Theoretically grounded in the work of Harter (1978, 1981) and Ames (1992a), three research questions were addressed in the present study: (a) Do sources of competence information vary by skill level? (b) Do perceptions of the motivational climate vary by skill level? and (c) Are sources of competence information and perceived motivational climate related? Adolescent female gymnasts (N = 103, ages 12-14 years) competing at Skill Levels 5 to 10 completed measures regarding sources of competence information and perceived motivational climate. Results revealed that: (a) gymnasts competing at lower levels (5-6, 7) used sources of effort and enjoyment more than did gymnasts competing at higher levels (8, 9, and 10), who used feelings of nervousness and spectator feedback more frequently; (b) no significant differences emerged in perceptions of the motivational climate among gymnasts competing at various skill levels; and (c) a significant relationship emerged between use of sources of competence information and perceived motivational climate.

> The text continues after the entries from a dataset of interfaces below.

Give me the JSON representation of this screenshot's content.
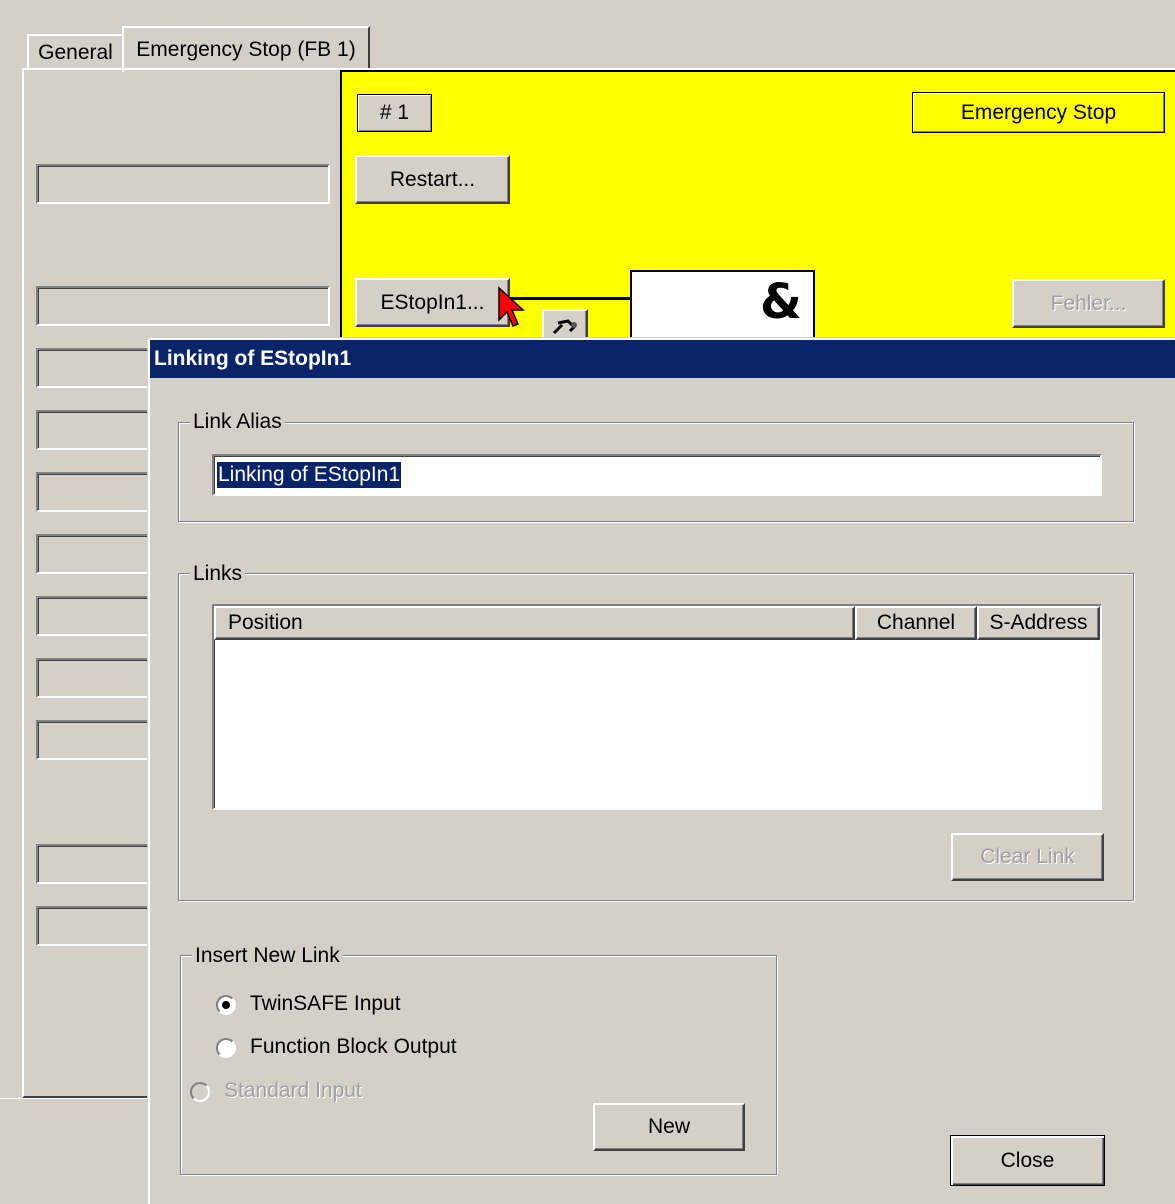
{
  "tabs": [
    {
      "label": "General"
    },
    {
      "label": "Emergency Stop (FB 1)"
    }
  ],
  "fb": {
    "number_label": "# 1",
    "name_label": "Emergency Stop",
    "restart_label": "Restart...",
    "estop_in_label": "EStopIn1...",
    "and_symbol": "&",
    "error_label": "Fehler...",
    "bg_color": "#ffff00"
  },
  "dialog": {
    "title": "Linking of EStopIn1",
    "title_bar_color": "#0a246a",
    "link_alias": {
      "group_label": "Link Alias",
      "value": "Linking of EStopIn1"
    },
    "links": {
      "group_label": "Links",
      "columns": [
        "Position",
        "Channel",
        "S-Address"
      ],
      "rows": [],
      "clear_label": "Clear Link"
    },
    "insert": {
      "group_label": "Insert New Link",
      "options": [
        {
          "label": "TwinSAFE Input",
          "checked": true,
          "enabled": true
        },
        {
          "label": "Function Block Output",
          "checked": false,
          "enabled": true
        },
        {
          "label": "Standard Input",
          "checked": false,
          "enabled": false
        }
      ],
      "new_label": "New"
    },
    "close_label": "Close"
  }
}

In general, perceptions of a mastery climate were associated with the use of self-referenced sources of information, whereas perceptions of a performance climate were associated with the use of peer comparison and competition performance sources of information.
- Perceived competence